  • Front of pack nutritional labelling – another consultation will be launched to gather views and evidence on the current ‘traffic light’ labelling system to increase understanding on how it is used by consumers and industry, compared to international examples. Research shows that those who look at front of pack nutritional labelling have healthier shopping baskets.

“These plans are ambitious and rightly so. Tackling obesity will help prevent serious illness and save lives,” said Dr Alison Tedstone, chief nutritionist at PHE.

“The main reason we put on weight is because of what we eat and drink, but being more active is important too. Making healthier choices easier and fairer for everyone, and ensuring the right support is there for those who need it, is critical in tackling obesity.”

“We know obesity increases the risk of serious illness and death from coronavirus – so it’s vital we take action on obesity to protect the NHS and improve our nation’s health,” added health secretary Matt Hancock.

“Helping people to improve their health and wellbeing are welcome and will ultimately reduce the burden on NHS services in any circumstances. That is especially true during the pandemic when the measures have the potential to help reduce the severity of the virus,” said Dr Layla McCay, director at the NHS Confederation.
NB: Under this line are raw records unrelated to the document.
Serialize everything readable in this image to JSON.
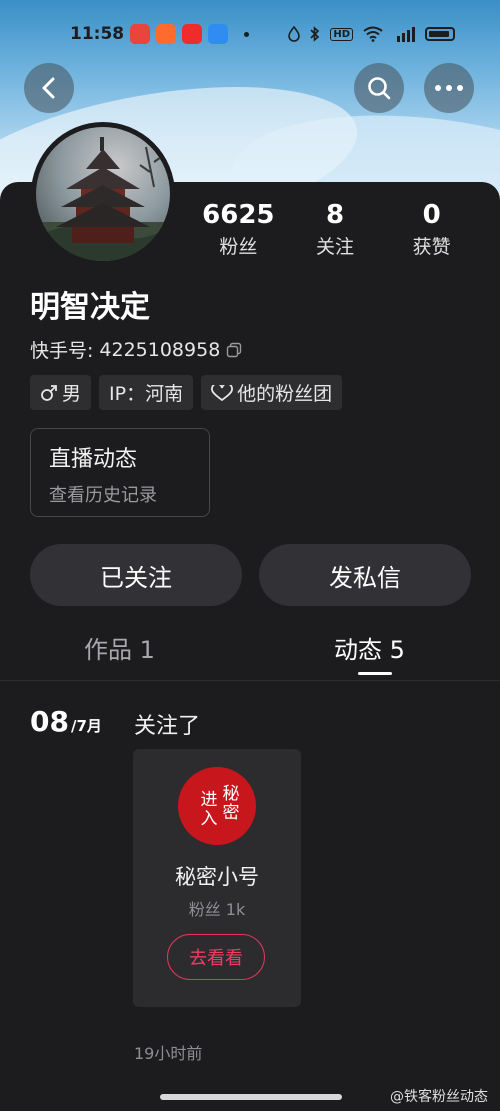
{
  "status_bar": {
    "time": "11:58",
    "right_icons": [
      "droplet-icon",
      "bluetooth-icon",
      "hd-icon",
      "wifi-icon",
      "5g-signal-icon",
      "battery-icon"
    ],
    "hd_label": "HD"
  },
  "header": {
    "back_icon": "back-chevron-icon",
    "search_icon": "search-icon",
    "more_icon": "more-dots-icon"
  },
  "profile": {
    "stats": [
      {
        "value": "6625",
        "label": "粉丝"
      },
      {
        "value": "8",
        "label": "关注"
      },
      {
        "value": "0",
        "label": "获赞"
      }
    ],
    "name": "明智决定",
    "kuaishou_id_label": "快手号:",
    "kuaishou_id": "4225108958",
    "tags": {
      "gender": "男",
      "ip": "IP：河南",
      "fan_group": "他的粉丝团"
    },
    "live": {
      "title": "直播动态",
      "subtitle": "查看历史记录"
    }
  },
  "actions": {
    "followed": "已关注",
    "message": "发私信"
  },
  "tabs": [
    {
      "label": "作品 1",
      "active": false
    },
    {
      "label": "动态 5",
      "active": true
    }
  ],
  "feed": {
    "day": "08",
    "month": "/7月",
    "action": "关注了",
    "card": {
      "seal_left": "秘密",
      "seal_right": "进入",
      "name": "秘密小号",
      "fans": "粉丝 1k",
      "button": "去看看"
    },
    "time": "19小时前"
  },
  "watermark": "@铁客粉丝动态",
  "colors": {
    "background": "#1c1c1e",
    "button_bg": "#323236",
    "accent_pink": "#ee3c62",
    "seal_red": "#c8161d"
  }
}
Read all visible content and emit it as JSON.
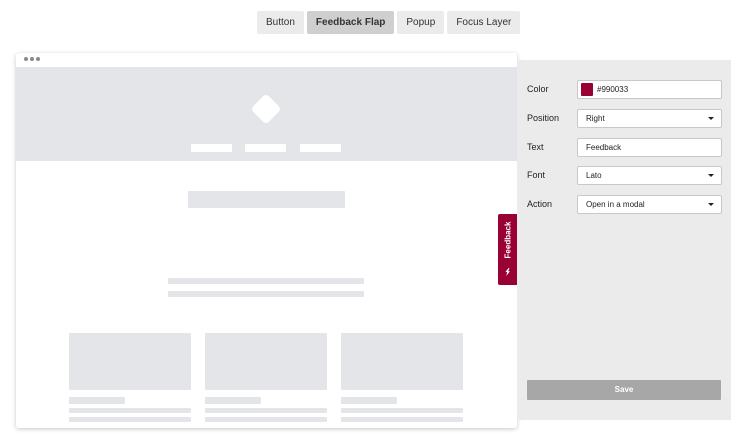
{
  "tabs": [
    {
      "label": "Button",
      "active": false
    },
    {
      "label": "Feedback Flap",
      "active": true
    },
    {
      "label": "Popup",
      "active": false
    },
    {
      "label": "Focus Layer",
      "active": false
    }
  ],
  "settings": {
    "color_label": "Color",
    "color_value": "#990033",
    "position_label": "Position",
    "position_value": "Right",
    "text_label": "Text",
    "text_value": "Feedback",
    "font_label": "Font",
    "font_value": "Lato",
    "action_label": "Action",
    "action_value": "Open in a modal",
    "save_label": "Save"
  },
  "flap": {
    "text": "Feedback",
    "icon": "feedback-logo-icon",
    "color": "#990033"
  },
  "colors": {
    "placeholder": "#e3e5e9",
    "panel": "#ebebeb",
    "save_button": "#a7a7a7"
  }
}
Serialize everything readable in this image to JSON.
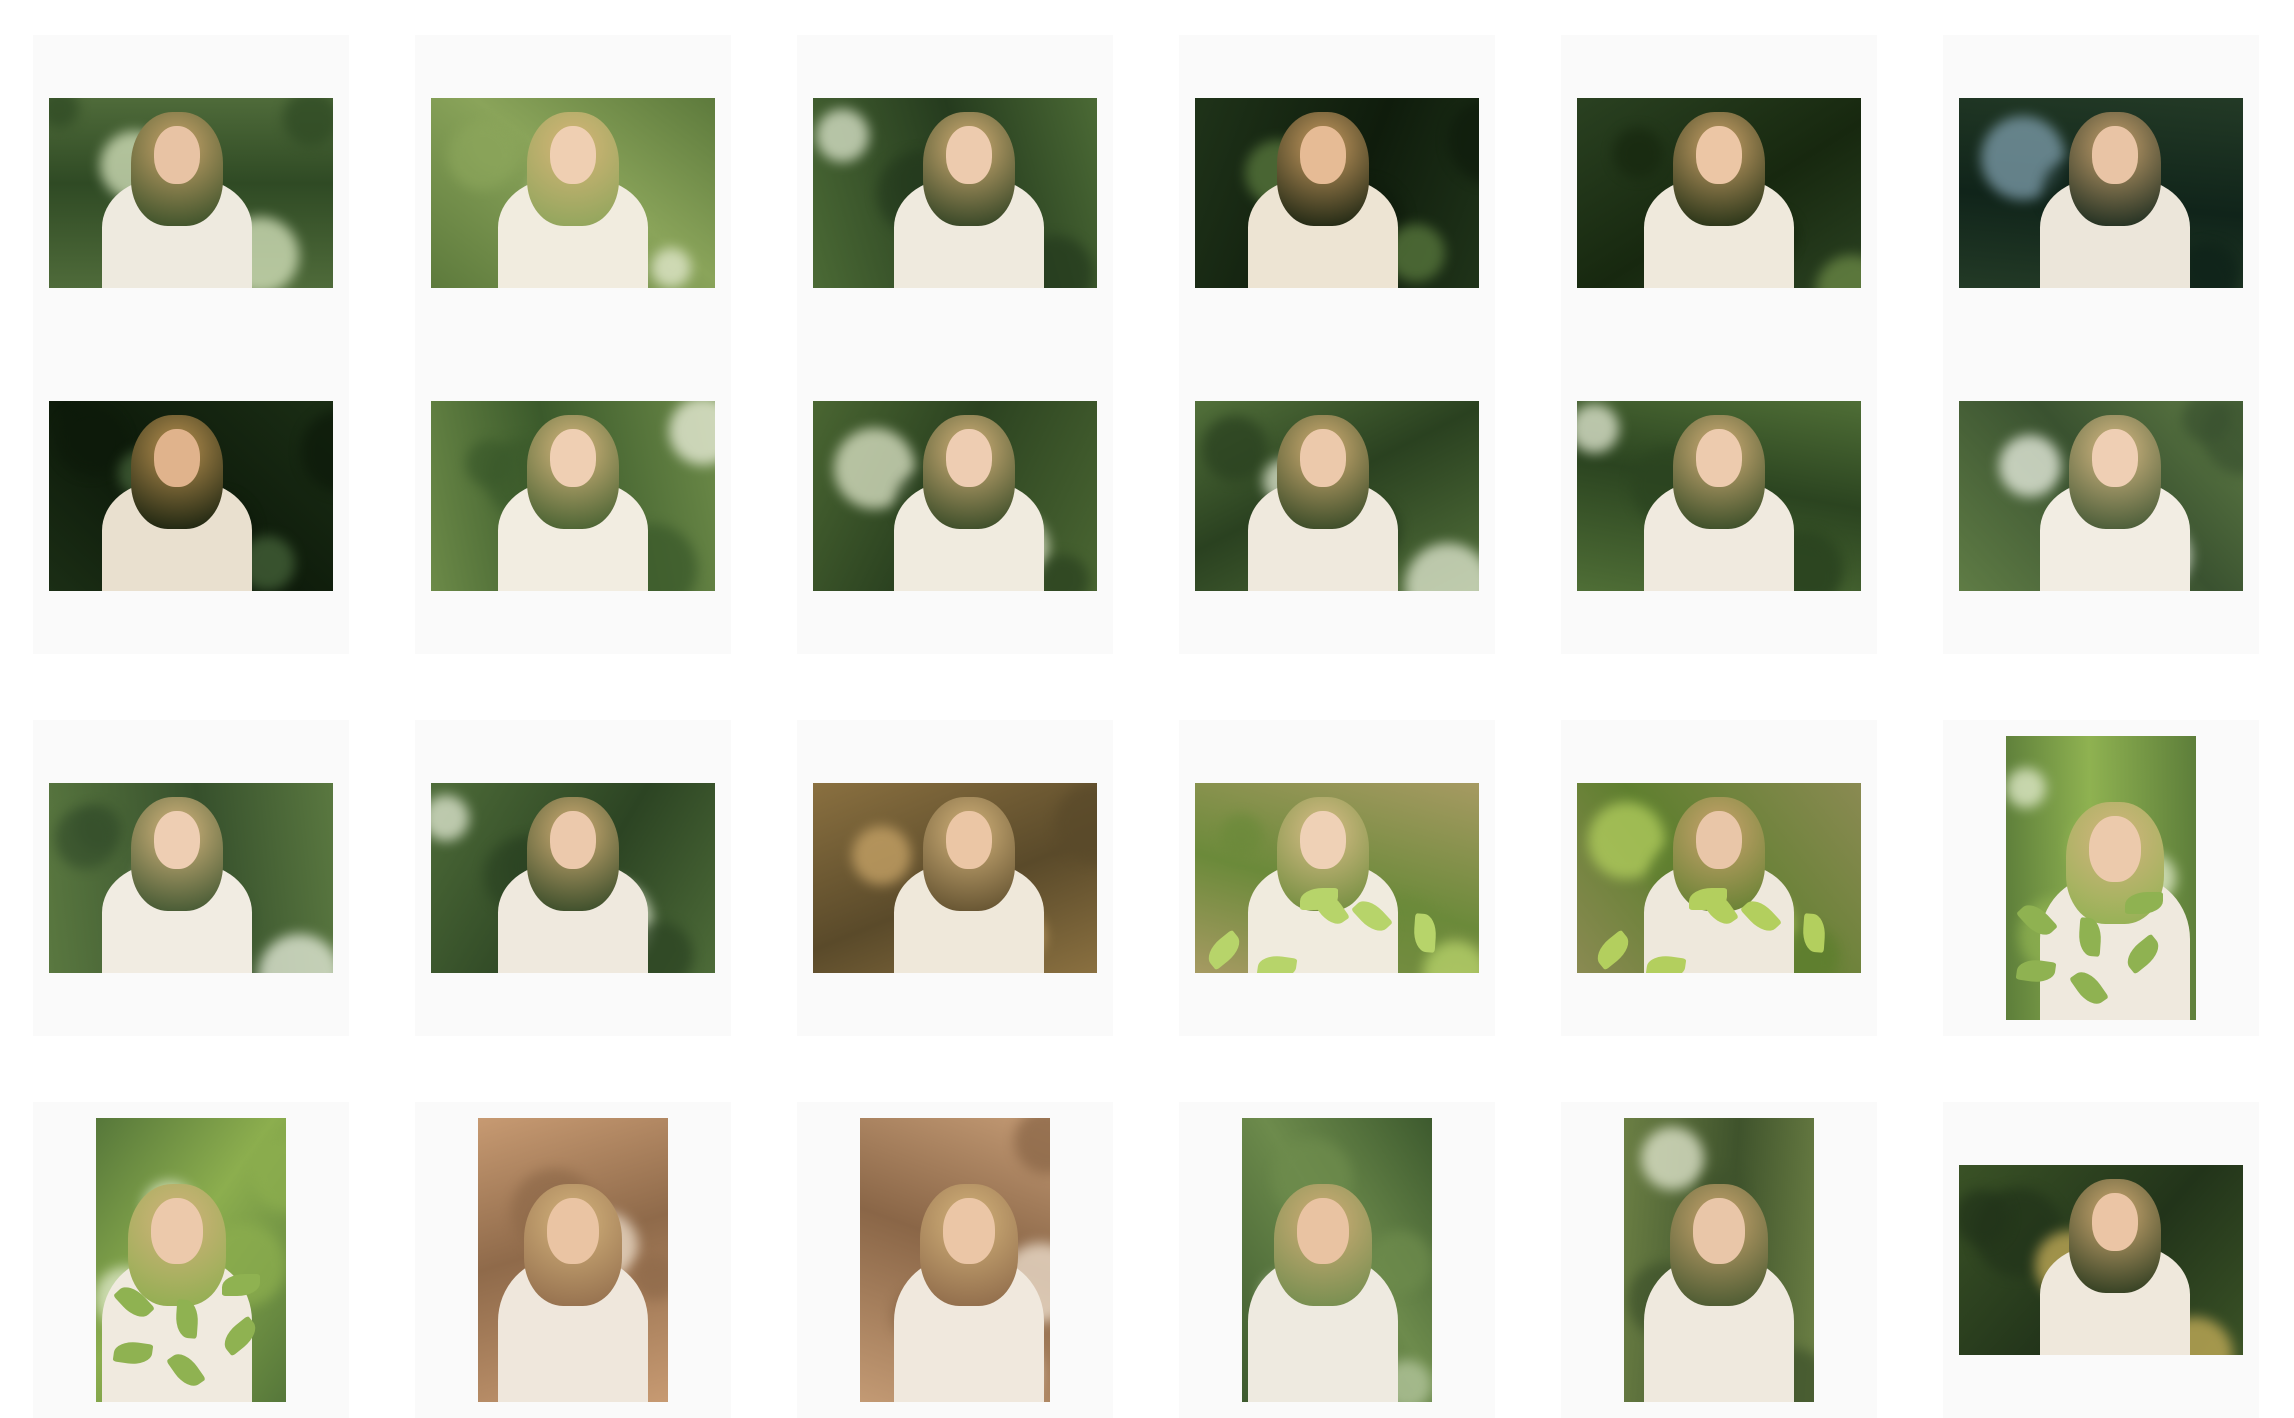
{
  "gallery": {
    "photos": [
      {
        "orientation": "landscape",
        "palette": {
          "bg": "#4f6b3a",
          "alt": "#2f4a24",
          "light": "#d9e6c0",
          "hair": "#c9a46a",
          "face": "#e8c3a4",
          "shirt": "#eeeadf"
        }
      },
      {
        "orientation": "landscape",
        "palette": {
          "bg": "#5d7a3c",
          "alt": "#8aa45a",
          "light": "#e6ecd2",
          "hair": "#d6b577",
          "face": "#efcfb2",
          "shirt": "#f1ecdf"
        }
      },
      {
        "orientation": "landscape",
        "palette": {
          "bg": "#4b6a35",
          "alt": "#253b1e",
          "light": "#dfe8cf",
          "hair": "#d1ad73",
          "face": "#edcbae",
          "shirt": "#efeade"
        }
      },
      {
        "orientation": "landscape",
        "palette": {
          "bg": "#1f3319",
          "alt": "#0f1c0c",
          "light": "#5a7a3e",
          "hair": "#c79a5f",
          "face": "#e6bb95",
          "shirt": "#ede4d3"
        }
      },
      {
        "orientation": "landscape",
        "palette": {
          "bg": "#2a4121",
          "alt": "#17280f",
          "light": "#6c8a46",
          "hair": "#caa268",
          "face": "#ecc6a5",
          "shirt": "#efe9dc"
        }
      },
      {
        "orientation": "landscape",
        "palette": {
          "bg": "#233a26",
          "alt": "#10241a",
          "light": "#7f9fae",
          "hair": "#c6a06c",
          "face": "#e9c4a5",
          "shirt": "#ece6da"
        }
      },
      {
        "orientation": "landscape",
        "palette": {
          "bg": "#1b2e15",
          "alt": "#0d1a0a",
          "light": "#46643a",
          "hair": "#b8904f",
          "face": "#e0b38c",
          "shirt": "#e9e0cf"
        }
      },
      {
        "orientation": "landscape",
        "palette": {
          "bg": "#6c8a48",
          "alt": "#3b5a2b",
          "light": "#eef1de",
          "hair": "#d6b67d",
          "face": "#efcfb3",
          "shirt": "#f2ede1"
        }
      },
      {
        "orientation": "landscape",
        "palette": {
          "bg": "#4a6632",
          "alt": "#2b4220",
          "light": "#dfe6c9",
          "hair": "#d3b179",
          "face": "#eecdb2",
          "shirt": "#f0ebdf"
        }
      },
      {
        "orientation": "landscape",
        "palette": {
          "bg": "#52703a",
          "alt": "#2a4120",
          "light": "#e3ead3",
          "hair": "#d1ae73",
          "face": "#ecc9ab",
          "shirt": "#efe9dd"
        }
      },
      {
        "orientation": "landscape",
        "palette": {
          "bg": "#4f6e36",
          "alt": "#2b4420",
          "light": "#e6ecd6",
          "hair": "#d2af77",
          "face": "#edcbae",
          "shirt": "#f0eadf"
        }
      },
      {
        "orientation": "landscape",
        "palette": {
          "bg": "#5f7c45",
          "alt": "#3a5230",
          "light": "#eef3e6",
          "hair": "#d7b983",
          "face": "#efcfb4",
          "shirt": "#f2ede3"
        }
      },
      {
        "orientation": "landscape",
        "palette": {
          "bg": "#5a7840",
          "alt": "#36502c",
          "light": "#eaf0df",
          "hair": "#d5b57d",
          "face": "#eeceb3",
          "shirt": "#f1ece2"
        }
      },
      {
        "orientation": "landscape",
        "palette": {
          "bg": "#4d6b38",
          "alt": "#2c4423",
          "light": "#e4ebd5",
          "hair": "#d0ad74",
          "face": "#ecc9ac",
          "shirt": "#efe9de"
        }
      },
      {
        "orientation": "landscape",
        "palette": {
          "bg": "#8a7040",
          "alt": "#5a4a2a",
          "light": "#c9a568",
          "hair": "#d2b27a",
          "face": "#ebc6a5",
          "shirt": "#efe8da"
        }
      },
      {
        "orientation": "landscape",
        "palette": {
          "bg": "#a69a62",
          "alt": "#6b8a3a",
          "light": "#b7d46a",
          "hair": "#d8bd87",
          "face": "#efd1b6",
          "shirt": "#f0ebde"
        }
      },
      {
        "orientation": "landscape",
        "palette": {
          "bg": "#8a8a52",
          "alt": "#5f7f2f",
          "light": "#b3cf5e",
          "hair": "#c9a36c",
          "face": "#e9c6a8",
          "shirt": "#eee8dc"
        }
      },
      {
        "orientation": "portrait",
        "palette": {
          "bg": "#5d7e3a",
          "alt": "#8fb251",
          "light": "#e6efd0",
          "hair": "#d3b47e",
          "face": "#eccaac",
          "shirt": "#efe9de"
        }
      },
      {
        "orientation": "portrait",
        "palette": {
          "bg": "#56773a",
          "alt": "#8cae4e",
          "light": "#e3ecce",
          "hair": "#d2b27b",
          "face": "#ecc9ab",
          "shirt": "#f0eadf"
        }
      },
      {
        "orientation": "portrait",
        "palette": {
          "bg": "#c79a72",
          "alt": "#8f6a4a",
          "light": "#f1e2cf",
          "hair": "#d4b37c",
          "face": "#eac4a3",
          "shirt": "#efe7dc"
        }
      },
      {
        "orientation": "portrait",
        "palette": {
          "bg": "#c39a74",
          "alt": "#8a6647",
          "light": "#f2e4d3",
          "hair": "#d3b27a",
          "face": "#ebc6a6",
          "shirt": "#f0e8dd"
        }
      },
      {
        "orientation": "portrait",
        "palette": {
          "bg": "#3d5a2e",
          "alt": "#6d8b4c",
          "light": "#b7c9a0",
          "hair": "#d0ad76",
          "face": "#e9c3a2",
          "shirt": "#eeeae0"
        }
      },
      {
        "orientation": "portrait",
        "palette": {
          "bg": "#6b7f44",
          "alt": "#3f532c",
          "light": "#e5ead2",
          "hair": "#c9a56e",
          "face": "#e9c6a8",
          "shirt": "#efe9de"
        }
      },
      {
        "orientation": "landscape",
        "palette": {
          "bg": "#3a5226",
          "alt": "#22341a",
          "light": "#c9b05a",
          "hair": "#cfaa72",
          "face": "#ebc5a5",
          "shirt": "#efe8dc"
        }
      }
    ]
  }
}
“However, we recognise that benefits will mostly be long term and the Government will need to continue to support services and their staff during what is expected to be a challenging period. It will be particularly important to recognise any additional workload on primary care.

“As we await further detail, we hope the Government’s strategy will also recognise and address the role of inequality where obesity and COVID-19 interact.”